May 9, 2022
Good evening, friends,
This week’s fungus is Disciotis venosa, commonly known as the veined cup or the bleach cup. This cup fungus was found in Manitou on 4/25/2022. It is one of several brown cup fungi that pop-up this time of the year. Without microscopic evidence we can’t confirm the ID, but we’ll certainly delve into other possible identities below. The former president of the New York Mycological Society, Tom Bigelow, half-suggested the D. venosa identification over zoom and that made it fit enough to blog.
D. venosa is in the family Morchellaceae, closely related to the well-known, highly coveted true morels. In fact, D. venosa is known as a “cup morel” and it is said to be just as tasty as the aforementioned morels. The issue remains that I can’t confirm the identity. If this little cup happens to be in the genus Gyromitra, instead, it could contain the compound gyromitrin.

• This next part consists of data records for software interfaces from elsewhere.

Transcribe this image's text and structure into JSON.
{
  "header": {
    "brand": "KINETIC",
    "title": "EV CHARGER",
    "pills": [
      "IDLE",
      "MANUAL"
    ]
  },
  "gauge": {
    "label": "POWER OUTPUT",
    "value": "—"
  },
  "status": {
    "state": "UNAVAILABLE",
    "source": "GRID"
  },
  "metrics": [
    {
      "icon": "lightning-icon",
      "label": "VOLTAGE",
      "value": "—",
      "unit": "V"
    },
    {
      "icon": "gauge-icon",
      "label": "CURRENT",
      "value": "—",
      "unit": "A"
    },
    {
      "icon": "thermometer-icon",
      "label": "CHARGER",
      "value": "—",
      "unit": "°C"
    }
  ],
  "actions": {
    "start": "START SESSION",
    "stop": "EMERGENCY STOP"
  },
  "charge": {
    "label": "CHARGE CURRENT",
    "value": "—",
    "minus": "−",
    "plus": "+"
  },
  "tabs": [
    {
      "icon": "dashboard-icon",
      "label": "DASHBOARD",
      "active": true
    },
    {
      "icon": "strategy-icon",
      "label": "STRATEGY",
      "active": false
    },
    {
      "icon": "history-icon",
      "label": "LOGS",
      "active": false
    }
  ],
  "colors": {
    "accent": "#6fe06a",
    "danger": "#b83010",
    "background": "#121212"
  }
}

When metabolized in the stomach, gyromitrin turns into monomethylhydrazine; a toxic, volatile compound used in rocket propulsion (i.e. jet fuel). I’ll stick with my leftover lo mein.
D. venosa is said to smell like bleach (hence the name “bleach cup”), but that was not the case with this specific specimen. It could be due to age that it lost its smell – if it ever had one. When young, D. venosa starts out cup shaped and then flattens into the saucer shape you see below. I believe the darker margin on the saucer is also a result of age. However, with age, it is also supposed to develop fleshy, vein-like ridges in the center. You can see below the ridges in our specimen are rather small and nondescript.
Enough is known about D. venosa to understand that it prefers to grow on slopes. This coincided with where I found the specimen – on a slope in mixed woods (near two sugar maples and a tulip poplar). Unfortunately, we can’t solely look to that diagnostic for identification confirmation, and if we did, well, it sure would be a slippery slope…
D. venosa is thought to be both mycorrhizal and saprobic (as is the understanding with morels). It fruits in the spring and is found in temperate forests throughout North America and Europe. Instead of releasing spores through gills, teeth, or pores, it is an ascomycete which means that the spores develop within a sac-like structure called an ascus (plural: asci).
Gyromitra Leucoxantha and Gyromitra perlata are two similar species. All three fungi share a similar habitat – mixed woods on or near rotting wood – and a similar season of growth. The color, size, and short pseudo-stem suggest the D. venosa ID, but without microscopic evidence we’ll never know for certain. I’ve saved this specimen and I’ll scope it once I get the Mushroom Monday lab up and running :).
In the News
The state government of New York is mulling over anointing Lactarius Peckii the official state fungus. You can read more about the bill, and endorse it with an ‘Aye’, here.
The first annual mushroom festival at the Rosendale Theatre in Rosendale, NY is occurring this Saturday, 5/14. Find out more here.
I was going to do a walk in Central Park this Saturday, 5/14, but life has gotten in the way – as it is known to do from time to time. No fret, I’ll be looking to bop down there the weekend of 6/4-6/5 instead. Pencil that one into your calendars if you want to hang out in the ramble and look for fungi. There will likely be more mushrooms to find later on in the spring anyway.
Late one tonight – the nicer the weather is outside, the harder it is to write during the day,
1) Kuo, M. (2006, April). Disciotis venosa. Retrieved from the MushroomExpert.Com Web site: http://www.mushroomexpert.com/disciotis_venosa.html.